Summary: Three ways knowing God has a plan can help us in our lives.
On of the TV shows that was popular back in the 1980s was "The A-Team." The A Team was about a commando unit that was wrongfully accused of a crime they didn’t commit, so it was constantly on the run. One of the things I remember most about the A Team is Hannibal Smith chewing on a cigar and saying, "I love it when a plan comes together."
All of us love it when a well thought out plan comes together, but how often does that really happen? In the last nine years I’ve read books, attended classes and gone to seminars on strategic planning, and I’ve come to the conclusion that none of our plans ever end up like we think. I have a feeling Bill Gates’ strategic plan for Microsoft didn’t include an antitrust suit that would break his company into two separate corporations. Whenever we design a plan, it’s a guess of what we hope will happen, because there are simply too many variables that can come up to alter our plan.
In fact the Bible warns us about this in Proverbs 19:21 where it says, "Many are the plans in a person’s heart, but it’s the LORD’s purpose that prevails." So although Hannibal Smith might love it when a plan comes together, the reality is that most of our plans turn out quite different than we thought they would.
But God’s not like that. God’s plan stands firm, because God knows all contingencies and takes all the variables into account. The Bible says in Psalm 33:11, "The plans of the LORD stand firm forever, the purposes of his heart through all generations." Elsewhere in the Bible God says, "Surely, as I have planned, so it will be, and as I have purposed, so it will stand" (Isaiah 14:24). The God of the Bible is the God who plans.
Today we finish a series we started the week after Easter on God’s attributes called SIMPLY GOD. We’ve looked at God as the God who’s real, the God who speaks, the God who cares, the God who’s 3-in-1, the God who’s holy, and then last week as the God who has no limits. Today we’re going to finish up this series by looking at God as the God who plans. We’re going to see three ways knowing that God has a plan can help us in our daily lives.
1. God is in Control of His Plan (Eph 1:4-6, 11).
Ephesians begins by looking at God’s plan:
For he chose us in him before the creation of the world to be holy and blameless in his sight.

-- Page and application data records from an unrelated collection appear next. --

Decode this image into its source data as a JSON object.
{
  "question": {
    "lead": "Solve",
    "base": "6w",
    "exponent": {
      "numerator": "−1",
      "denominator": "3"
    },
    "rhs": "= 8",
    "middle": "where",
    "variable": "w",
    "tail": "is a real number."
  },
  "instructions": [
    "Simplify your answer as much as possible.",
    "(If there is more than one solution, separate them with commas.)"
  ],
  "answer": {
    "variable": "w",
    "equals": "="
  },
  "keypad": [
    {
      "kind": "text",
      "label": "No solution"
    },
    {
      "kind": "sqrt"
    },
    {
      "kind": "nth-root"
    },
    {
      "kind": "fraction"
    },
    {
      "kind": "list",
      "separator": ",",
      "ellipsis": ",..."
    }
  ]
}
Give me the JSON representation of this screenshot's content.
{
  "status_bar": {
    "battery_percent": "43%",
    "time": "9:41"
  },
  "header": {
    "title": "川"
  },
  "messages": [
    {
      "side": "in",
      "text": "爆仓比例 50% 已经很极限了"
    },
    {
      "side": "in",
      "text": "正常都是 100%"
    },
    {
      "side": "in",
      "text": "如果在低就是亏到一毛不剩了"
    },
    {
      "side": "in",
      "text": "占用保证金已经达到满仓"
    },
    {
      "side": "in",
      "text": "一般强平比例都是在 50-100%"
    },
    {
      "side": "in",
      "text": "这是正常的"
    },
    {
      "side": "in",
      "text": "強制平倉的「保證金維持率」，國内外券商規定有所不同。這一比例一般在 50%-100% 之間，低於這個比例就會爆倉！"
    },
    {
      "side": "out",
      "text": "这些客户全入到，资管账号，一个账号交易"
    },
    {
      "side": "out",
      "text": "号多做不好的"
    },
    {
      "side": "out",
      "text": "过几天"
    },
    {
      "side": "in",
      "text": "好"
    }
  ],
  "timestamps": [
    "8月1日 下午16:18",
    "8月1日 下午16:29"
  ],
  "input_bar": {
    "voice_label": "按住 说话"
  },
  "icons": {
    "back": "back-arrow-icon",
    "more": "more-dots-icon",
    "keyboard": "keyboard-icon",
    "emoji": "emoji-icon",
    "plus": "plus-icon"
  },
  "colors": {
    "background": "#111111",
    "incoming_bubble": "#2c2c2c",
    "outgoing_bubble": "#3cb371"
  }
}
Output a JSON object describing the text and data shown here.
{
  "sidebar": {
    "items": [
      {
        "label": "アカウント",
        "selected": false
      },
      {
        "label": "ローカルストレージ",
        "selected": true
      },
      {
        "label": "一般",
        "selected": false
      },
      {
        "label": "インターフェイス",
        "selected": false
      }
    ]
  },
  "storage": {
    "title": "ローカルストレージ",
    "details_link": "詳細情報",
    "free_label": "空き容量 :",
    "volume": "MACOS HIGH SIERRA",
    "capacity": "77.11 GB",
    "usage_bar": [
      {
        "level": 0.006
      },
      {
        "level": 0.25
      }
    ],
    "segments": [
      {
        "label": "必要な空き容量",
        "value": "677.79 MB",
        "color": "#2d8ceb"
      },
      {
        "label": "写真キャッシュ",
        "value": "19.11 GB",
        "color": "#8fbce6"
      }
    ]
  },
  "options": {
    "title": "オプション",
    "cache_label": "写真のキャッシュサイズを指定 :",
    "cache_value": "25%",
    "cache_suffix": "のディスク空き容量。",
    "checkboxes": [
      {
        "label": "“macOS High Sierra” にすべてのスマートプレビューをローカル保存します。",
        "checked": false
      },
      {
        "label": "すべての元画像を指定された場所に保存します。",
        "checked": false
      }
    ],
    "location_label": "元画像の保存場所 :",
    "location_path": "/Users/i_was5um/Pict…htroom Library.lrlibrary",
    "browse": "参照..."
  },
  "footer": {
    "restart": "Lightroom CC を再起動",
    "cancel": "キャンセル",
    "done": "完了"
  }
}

In love 5he predestined us to be adopted as his sons through Jesus Christ, in accordance with his pleasure and will—6to the praise of his glorious grace, which he has freely given us in the One he loves...In him we were also chosen, having been predestined according to the plan of him who works out everything in conformity with the purpose of his will (Eph 1:4-6, 11 NIV).
Now let’s be honest: the idea of God choosing and predestining people makes a lot of us uncomfortable. It sounds like God’s playing favorites, like he’s a grand puppet master pulling the strings of the universe. God choosing people--also called the doctrine of election-- and predestination are fighting words among some Christians. Churches have split over election and predestination, denominations have fragmented, friends have refused to speak to each other.
The heart of this debate is how God chooses and predestines people. Some Christians embrace a doctrinal system called Calvinism, which is named after the 16th century French theologian John Calvin. Calvinists claim God chooses people for salvation purely on the basis of his freedom. God doesn’t choose because some people are better than others or because God knows some people will have faith and others won’t, but God simply chooses some and doesn’t choose others for no reason other than His freedom as God to do whatever He wants. This is the view of election and predestination you’re likely to find in most Presbyterian churches, Reformed churches and some Baptist churches.
Other Christians embrace a doctrinal system called Arminianism, which is named after a 16th century Dutch theologian named Jacob Arminius. Arminians claim that God chooses people based on his foreknowledge of who will have faith in Jesus and who won’t. This is what John Wesley believed, and it’s the view of election you’re likely to find in Methodist churches, Pentecostal churches, and Calvary Chapels.
For generations Calvinists and Arminians have squabbled with each other over this issue. But what does Paul actually say here? It’s certainly true that the word "chose" in v. 4 refers to God’s election, God choosing people. It’s also true that this election occurs before creation, before anything else existed. On that both Calvinists and Arminians are agreed.